## [Instructions to follow]
Please return every line of the records below that holds the word "field".

## [Supplied entries]
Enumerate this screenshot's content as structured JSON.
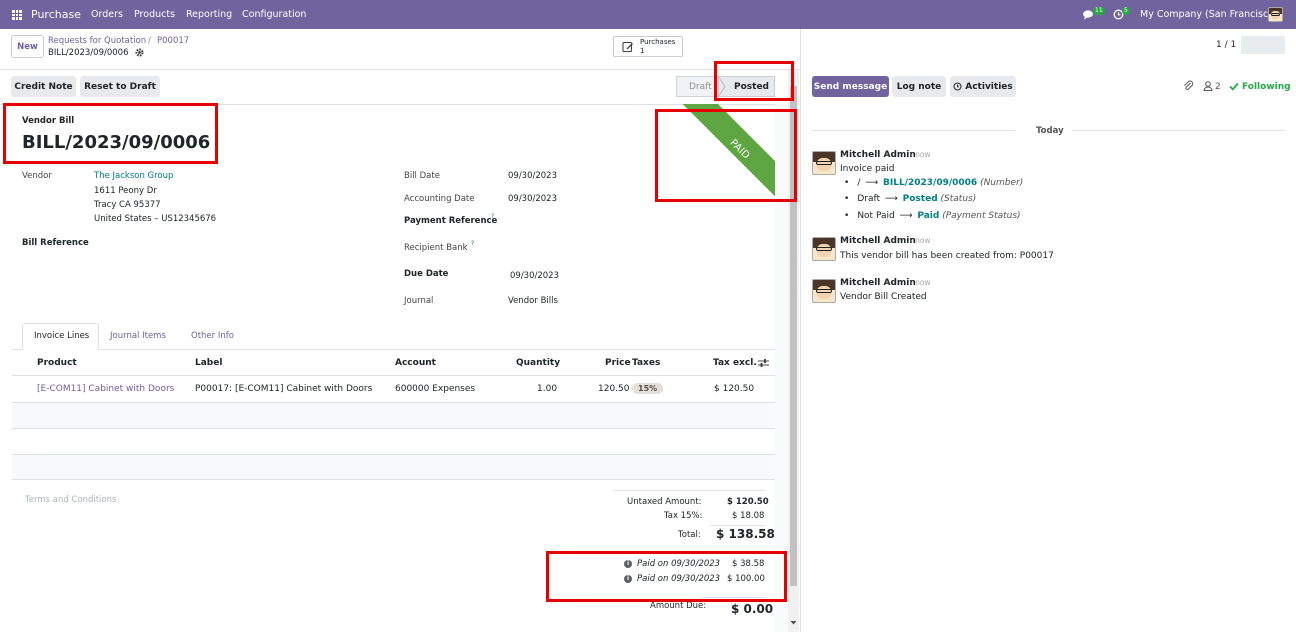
{
  "navbar": {
    "app_name": "Purchase",
    "menu": [
      "Orders",
      "Products",
      "Reporting",
      "Configuration"
    ],
    "messages_count": "11",
    "activities_count": "5",
    "company": "My Company (San Francisco)"
  },
  "control": {
    "new_label": "New",
    "breadcrumb_parent": "Requests for Quotation",
    "breadcrumb_sep": "/",
    "breadcrumb_current": "P00017",
    "record_name": "BILL/2023/09/0006",
    "smart_button_label": "Purchases",
    "smart_button_count": "1",
    "pager": "1 / 1"
  },
  "actions": {
    "credit_note": "Credit Note",
    "reset_to_draft": "Reset to Draft",
    "status_draft": "Draft",
    "status_posted": "Posted"
  },
  "form": {
    "doc_type": "Vendor Bill",
    "doc_name": "BILL/2023/09/0006",
    "ribbon": "PAID",
    "vendor_label": "Vendor",
    "vendor_name": "The Jackson Group",
    "vendor_address_1": "1611 Peony Dr",
    "vendor_address_2": "Tracy CA 95377",
    "vendor_address_3": "United States – US12345676",
    "bill_reference_label": "Bill Reference",
    "bill_date_label": "Bill Date",
    "bill_date": "09/30/2023",
    "accounting_date_label": "Accounting Date",
    "accounting_date": "09/30/2023",
    "payment_reference_label": "Payment Reference",
    "recipient_bank_label": "Recipient Bank",
    "help_mark": "?",
    "due_date_label": "Due Date",
    "due_date": "09/30/2023",
    "journal_label": "Journal",
    "journal": "Vendor Bills"
  },
  "tabs": [
    "Invoice Lines",
    "Journal Items",
    "Other Info"
  ],
  "lines": {
    "headers": {
      "product": "Product",
      "label": "Label",
      "account": "Account",
      "quantity": "Quantity",
      "price": "Price",
      "taxes": "Taxes",
      "tax_excl": "Tax excl."
    },
    "rows": [
      {
        "product": "[E-COM11] Cabinet with Doors",
        "label": "P00017: [E-COM11] Cabinet with Doors",
        "account": "600000 Expenses",
        "quantity": "1.00",
        "price": "120.50",
        "tax": "15%",
        "subtotal": "$ 120.50"
      }
    ]
  },
  "terms_placeholder": "Terms and Conditions",
  "totals": {
    "untaxed_label": "Untaxed Amount:",
    "untaxed": "$ 120.50",
    "tax_label": "Tax 15%:",
    "tax": "$ 18.08",
    "total_label": "Total:",
    "total": "$ 138.58",
    "payments": [
      {
        "label": "Paid on 09/30/2023",
        "amount": "$ 38.58"
      },
      {
        "label": "Paid on 09/30/2023",
        "amount": "$ 100.00"
      }
    ],
    "amount_due_label": "Amount Due:",
    "amount_due": "$ 0.00"
  },
  "chatter": {
    "send_message": "Send message",
    "log_note": "Log note",
    "activities": "Activities",
    "followers_count": "2",
    "following": "Following",
    "today": "Today",
    "messages": [
      {
        "author": "Mitchell Admin",
        "time": "- now",
        "body": "Invoice paid",
        "changes": [
          {
            "old": "/",
            "arrow": "⟶",
            "new": "BILL/2023/09/0006",
            "field": "(Number)"
          },
          {
            "old": "Draft",
            "arrow": "⟶",
            "new": "Posted",
            "field": "(Status)"
          },
          {
            "old": "Not Paid",
            "arrow": "⟶",
            "new": "Paid",
            "field": "(Payment Status)"
          }
        ]
      },
      {
        "author": "Mitchell Admin",
        "time": "- now",
        "body": "This vendor bill has been created from: P00017"
      },
      {
        "author": "Mitchell Admin",
        "time": "- now",
        "body": "Vendor Bill Created"
      }
    ]
  },
  "colors": {
    "brand": "#71639e",
    "link": "#017e84",
    "paid_ribbon": "#5ea642",
    "highlight": "#e60000"
  }
}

## [Output]
            "field": "(Number)"
            "field": "(Status)"
            "field": "(Payment Status)"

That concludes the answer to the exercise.